§ **Description of the task**
Reproduce all of the entries below exactly, without images.

§ **Data shown**
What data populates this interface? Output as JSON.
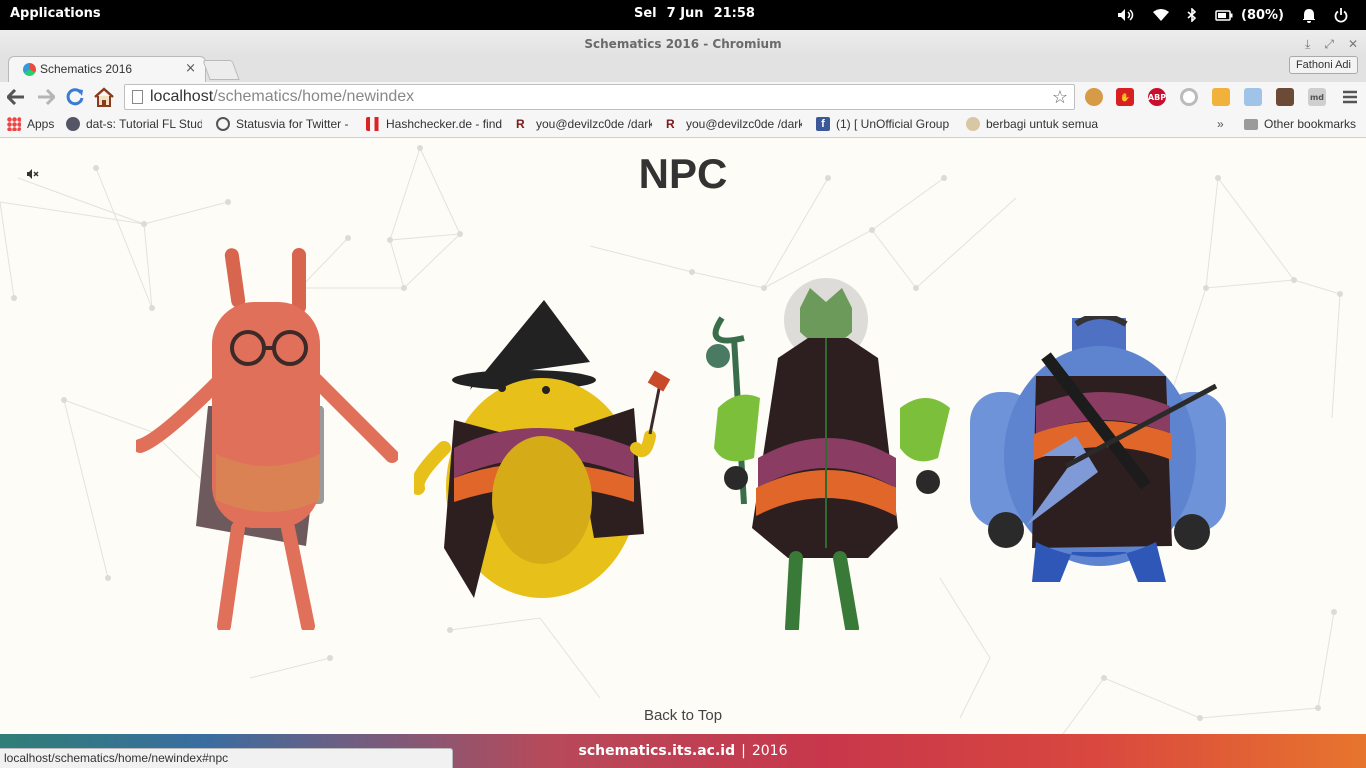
{
  "topbar": {
    "applications": "Applications",
    "day": "Sel",
    "date": "7 Jun",
    "time": "21:58",
    "battery": "(80%)"
  },
  "window": {
    "title": "Schematics 2016 - Chromium",
    "profile": "Fathoni Adi"
  },
  "tab": {
    "title": "Schematics 2016",
    "close": "×"
  },
  "omnibox": {
    "host": "localhost",
    "path": "/schematics/home/newindex"
  },
  "extensions": [
    "cookie-icon",
    "stop-icon",
    "abp-icon",
    "circle-icon",
    "rss-icon",
    "cloud-icon",
    "instagram-icon",
    "md-icon"
  ],
  "bookmarks": {
    "apps": "Apps",
    "items": [
      "dat-s: Tutorial FL Stud",
      "Statusvia for Twitter -",
      "Hashchecker.de - find",
      "you@devilzc0de /dark",
      "you@devilzc0de /dark",
      "(1) [ UnOfficial Group",
      "berbagi untuk semua"
    ],
    "more": "»",
    "other": "Other bookmarks"
  },
  "page": {
    "heading": "NPC",
    "back_to_top": "Back to Top",
    "footer_site": "schematics.its.ac.id",
    "footer_sep": "|",
    "footer_year": "2016"
  },
  "status_url": "localhost/schematics/home/newindex#npc",
  "colors": {
    "page_bg": "#fdfcf6",
    "heading": "#333333",
    "npc_orange": "#e0705a",
    "npc_yellow": "#e8c01a",
    "npc_green": "#5c8f4a",
    "npc_blue": "#5e84d0"
  }
}
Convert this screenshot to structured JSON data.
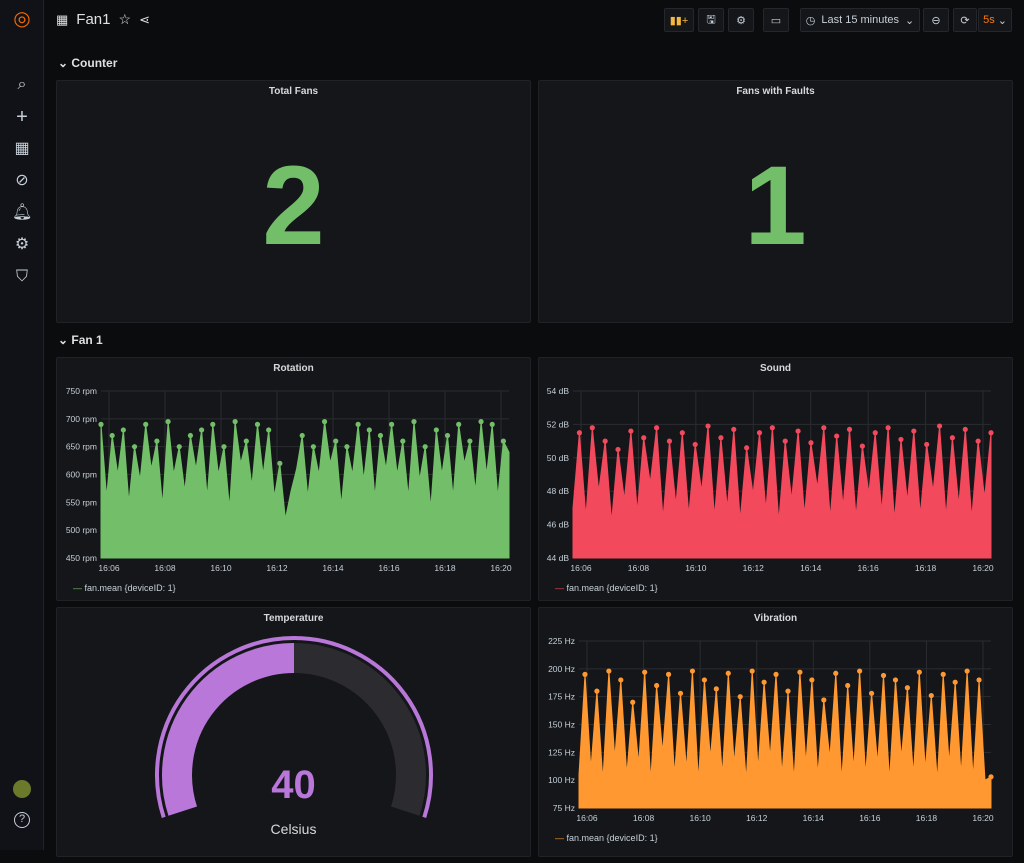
{
  "header": {
    "title": "Fan1",
    "time_range": "Last 15 minutes",
    "refresh": "5s"
  },
  "sidebar": {
    "icons": [
      "grafana-logo",
      "search-icon",
      "plus-icon",
      "dashboards-icon",
      "explore-icon",
      "alert-bell-icon",
      "gear-icon",
      "shield-icon",
      "avatar",
      "help-icon"
    ]
  },
  "rows": {
    "counter": "Counter",
    "fan1": "Fan 1"
  },
  "stats": {
    "total_fans": {
      "title": "Total Fans",
      "value": "2"
    },
    "faults": {
      "title": "Fans with Faults",
      "value": "1"
    },
    "color": "#73bf69"
  },
  "gauge": {
    "title": "Temperature",
    "value": "40",
    "unit": "Celsius",
    "fill_fraction": 0.5,
    "color": "#b877d9"
  },
  "chart_data": [
    {
      "type": "area",
      "title": "Rotation",
      "ylim": [
        450,
        750
      ],
      "yticks": [
        "750 rpm",
        "700 rpm",
        "650 rpm",
        "600 rpm",
        "550 rpm",
        "500 rpm",
        "450 rpm"
      ],
      "xticks": [
        "16:06",
        "16:08",
        "16:10",
        "16:12",
        "16:14",
        "16:16",
        "16:18",
        "16:20"
      ],
      "legend": "fan.mean {deviceID: 1}",
      "color": "#73bf69",
      "values": [
        690,
        560,
        670,
        600,
        680,
        550,
        650,
        590,
        690,
        610,
        660,
        545,
        695,
        600,
        650,
        570,
        670,
        610,
        680,
        560,
        690,
        600,
        650,
        540,
        695,
        620,
        660,
        580,
        690,
        600,
        680,
        560,
        620,
        520,
        570,
        610,
        670,
        560,
        650,
        600,
        695,
        620,
        660,
        545,
        650,
        600,
        690,
        590,
        680,
        560,
        670,
        610,
        690,
        600,
        660,
        560,
        695,
        590,
        650,
        540,
        680,
        600,
        670,
        560,
        690,
        620,
        660,
        570,
        695,
        600,
        690,
        560,
        660,
        640
      ]
    },
    {
      "type": "area",
      "title": "Sound",
      "ylim": [
        44,
        54
      ],
      "yticks": [
        "54 dB",
        "52 dB",
        "50 dB",
        "48 dB",
        "46 dB",
        "44 dB"
      ],
      "xticks": [
        "16:06",
        "16:08",
        "16:10",
        "16:12",
        "16:14",
        "16:16",
        "16:18",
        "16:20"
      ],
      "legend": "fan.mean {deviceID: 1}",
      "color": "#f2495c",
      "values": [
        47,
        51.5,
        46.5,
        51.8,
        48,
        51,
        46.2,
        50.5,
        47.5,
        51.6,
        46.8,
        51.2,
        48.5,
        51.8,
        46.4,
        51,
        47.2,
        51.5,
        46.6,
        50.8,
        48,
        51.9,
        46.5,
        51.2,
        47,
        51.7,
        46.3,
        50.6,
        47.8,
        51.5,
        46.9,
        51.8,
        46.2,
        51,
        47.5,
        51.6,
        46.6,
        50.9,
        48.2,
        51.8,
        46.4,
        51.3,
        47.1,
        51.7,
        46.5,
        50.7,
        47.9,
        51.5,
        46.8,
        51.8,
        46.3,
        51.1,
        47.4,
        51.6,
        46.6,
        50.8,
        48,
        51.9,
        46.5,
        51.2,
        47.2,
        51.7,
        46.4,
        51,
        47.6,
        51.5
      ]
    },
    {
      "type": "area",
      "title": "Vibration",
      "ylim": [
        75,
        225
      ],
      "yticks": [
        "225 Hz",
        "200 Hz",
        "175 Hz",
        "150 Hz",
        "125 Hz",
        "100 Hz",
        "75 Hz"
      ],
      "xticks": [
        "16:06",
        "16:08",
        "16:10",
        "16:12",
        "16:14",
        "16:16",
        "16:18",
        "16:20"
      ],
      "legend": "fan.mean {deviceID: 1}",
      "color": "#ff9830",
      "values": [
        105,
        195,
        110,
        180,
        100,
        198,
        120,
        190,
        105,
        170,
        115,
        197,
        100,
        185,
        125,
        195,
        105,
        178,
        110,
        198,
        100,
        190,
        120,
        182,
        105,
        196,
        115,
        175,
        100,
        198,
        110,
        188,
        120,
        195,
        105,
        180,
        100,
        197,
        115,
        190,
        105,
        172,
        120,
        196,
        100,
        185,
        110,
        198,
        105,
        178,
        115,
        194,
        100,
        190,
        120,
        183,
        105,
        197,
        110,
        176,
        100,
        195,
        115,
        188,
        105,
        198,
        102,
        190,
        100,
        103
      ]
    }
  ]
}
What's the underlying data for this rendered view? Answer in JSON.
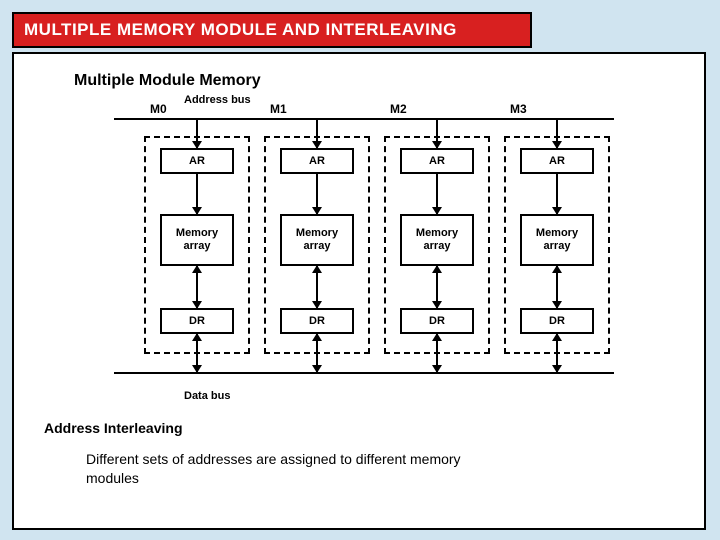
{
  "title": "MULTIPLE MEMORY MODULE AND INTERLEAVING",
  "heading1": "Multiple Module Memory",
  "address_bus_label": "Address bus",
  "data_bus_label": "Data bus",
  "modules": [
    {
      "label": "M0",
      "ar": "AR",
      "mem": "Memory array",
      "dr": "DR"
    },
    {
      "label": "M1",
      "ar": "AR",
      "mem": "Memory array",
      "dr": "DR"
    },
    {
      "label": "M2",
      "ar": "AR",
      "mem": "Memory array",
      "dr": "DR"
    },
    {
      "label": "M3",
      "ar": "AR",
      "mem": "Memory array",
      "dr": "DR"
    }
  ],
  "heading2": "Address Interleaving",
  "body_text": "Different sets of addresses are assigned to different memory modules"
}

§ **Problem solution**
What data populates this interface? Output as JSON.
{
  "topbar": {
    "applications": "Applications",
    "day": "Sel",
    "date": "7 Jun",
    "time": "21:58",
    "battery": "(80%)"
  },
  "window": {
    "title": "Schematics 2016 - Chromium",
    "profile": "Fathoni Adi"
  },
  "tab": {
    "title": "Schematics 2016",
    "close": "×"
  },
  "omnibox": {
    "host": "localhost",
    "path": "/schematics/home/newindex"
  },
  "extensions": [
    "cookie-icon",
    "stop-icon",
    "abp-icon",
    "circle-icon",
    "rss-icon",
    "cloud-icon",
    "instagram-icon",
    "md-icon"
  ],
  "bookmarks": {
    "apps": "Apps",
    "items": [
      "dat-s: Tutorial FL Stud",
      "Statusvia for Twitter -",
      "Hashchecker.de - find",
      "you@devilzc0de /dark",
      "you@devilzc0de /dark",
      "(1) [ UnOfficial Group",
      "berbagi untuk semua"
    ],
    "more": "»",
    "other": "Other bookmarks"
  },
  "page": {
    "heading": "NPC",
    "back_to_top": "Back to Top",
    "footer_site": "schematics.its.ac.id",
    "footer_sep": "|",
    "footer_year": "2016"
  },
  "status_url": "localhost/schematics/home/newindex#npc",
  "colors": {
    "page_bg": "#fdfcf6",
    "heading": "#333333",
    "npc_orange": "#e0705a",
    "npc_yellow": "#e8c01a",
    "npc_green": "#5c8f4a",
    "npc_blue": "#5e84d0"
  }
}
Convert this screenshot to structured JSON data.
{
  "header": {
    "title": "Fan1",
    "time_range": "Last 15 minutes",
    "refresh": "5s"
  },
  "sidebar": {
    "icons": [
      "grafana-logo",
      "search-icon",
      "plus-icon",
      "dashboards-icon",
      "explore-icon",
      "alert-bell-icon",
      "gear-icon",
      "shield-icon",
      "avatar",
      "help-icon"
    ]
  },
  "rows": {
    "counter": "Counter",
    "fan1": "Fan 1"
  },
  "stats": {
    "total_fans": {
      "title": "Total Fans",
      "value": "2"
    },
    "faults": {
      "title": "Fans with Faults",
      "value": "1"
    },
    "color": "#73bf69"
  },
  "gauge": {
    "title": "Temperature",
    "value": "40",
    "unit": "Celsius",
    "fill_fraction": 0.5,
    "color": "#b877d9"
  },
  "chart_data": [
    {
      "type": "area",
      "title": "Rotation",
      "ylim": [
        450,
        750
      ],
      "yticks": [
        "750 rpm",
        "700 rpm",
        "650 rpm",
        "600 rpm",
        "550 rpm",
        "500 rpm",
        "450 rpm"
      ],
      "xticks": [
        "16:06",
        "16:08",
        "16:10",
        "16:12",
        "16:14",
        "16:16",
        "16:18",
        "16:20"
      ],
      "legend": "fan.mean {deviceID: 1}",
      "color": "#73bf69",
      "values": [
        690,
        560,
        670,
        600,
        680,
        550,
        650,
        590,
        690,
        610,
        660,
        545,
        695,
        600,
        650,
        570,
        670,
        610,
        680,
        560,
        690,
        600,
        650,
        540,
        695,
        620,
        660,
        580,
        690,
        600,
        680,
        560,
        620,
        520,
        570,
        610,
        670,
        560,
        650,
        600,
        695,
        620,
        660,
        545,
        650,
        600,
        690,
        590,
        680,
        560,
        670,
        610,
        690,
        600,
        660,
        560,
        695,
        590,
        650,
        540,
        680,
        600,
        670,
        560,
        690,
        620,
        660,
        570,
        695,
        600,
        690,
        560,
        660,
        640
      ]
    },
    {
      "type": "area",
      "title": "Sound",
      "ylim": [
        44,
        54
      ],
      "yticks": [
        "54 dB",
        "52 dB",
        "50 dB",
        "48 dB",
        "46 dB",
        "44 dB"
      ],
      "xticks": [
        "16:06",
        "16:08",
        "16:10",
        "16:12",
        "16:14",
        "16:16",
        "16:18",
        "16:20"
      ],
      "legend": "fan.mean {deviceID: 1}",
      "color": "#f2495c",
      "values": [
        47,
        51.5,
        46.5,
        51.8,
        48,
        51,
        46.2,
        50.5,
        47.5,
        51.6,
        46.8,
        51.2,
        48.5,
        51.8,
        46.4,
        51,
        47.2,
        51.5,
        46.6,
        50.8,
        48,
        51.9,
        46.5,
        51.2,
        47,
        51.7,
        46.3,
        50.6,
        47.8,
        51.5,
        46.9,
        51.8,
        46.2,
        51,
        47.5,
        51.6,
        46.6,
        50.9,
        48.2,
        51.8,
        46.4,
        51.3,
        47.1,
        51.7,
        46.5,
        50.7,
        47.9,
        51.5,
        46.8,
        51.8,
        46.3,
        51.1,
        47.4,
        51.6,
        46.6,
        50.8,
        48,
        51.9,
        46.5,
        51.2,
        47.2,
        51.7,
        46.4,
        51,
        47.6,
        51.5
      ]
    },
    {
      "type": "area",
      "title": "Vibration",
      "ylim": [
        75,
        225
      ],
      "yticks": [
        "225 Hz",
        "200 Hz",
        "175 Hz",
        "150 Hz",
        "125 Hz",
        "100 Hz",
        "75 Hz"
      ],
      "xticks": [
        "16:06",
        "16:08",
        "16:10",
        "16:12",
        "16:14",
        "16:16",
        "16:18",
        "16:20"
      ],
      "legend": "fan.mean {deviceID: 1}",
      "color": "#ff9830",
      "values": [
        105,
        195,
        110,
        180,
        100,
        198,
        120,
        190,
        105,
        170,
        115,
        197,
        100,
        185,
        125,
        195,
        105,
        178,
        110,
        198,
        100,
        190,
        120,
        182,
        105,
        196,
        115,
        175,
        100,
        198,
        110,
        188,
        120,
        195,
        105,
        180,
        100,
        197,
        115,
        190,
        105,
        172,
        120,
        196,
        100,
        185,
        110,
        198,
        105,
        178,
        115,
        194,
        100,
        190,
        120,
        183,
        105,
        197,
        110,
        176,
        100,
        195,
        115,
        188,
        105,
        198,
        102,
        190,
        100,
        103
      ]
    }
  ]
}
What's the underlying data for this rendered view? Answer in JSON.
{
  "title": "MULTIPLE MEMORY MODULE AND INTERLEAVING",
  "heading1": "Multiple Module Memory",
  "address_bus_label": "Address bus",
  "data_bus_label": "Data bus",
  "modules": [
    {
      "label": "M0",
      "ar": "AR",
      "mem": "Memory array",
      "dr": "DR"
    },
    {
      "label": "M1",
      "ar": "AR",
      "mem": "Memory array",
      "dr": "DR"
    },
    {
      "label": "M2",
      "ar": "AR",
      "mem": "Memory array",
      "dr": "DR"
    },
    {
      "label": "M3",
      "ar": "AR",
      "mem": "Memory array",
      "dr": "DR"
    }
  ],
  "heading2": "Address Interleaving",
  "body_text": "Different sets of addresses are assigned to different memory modules"
}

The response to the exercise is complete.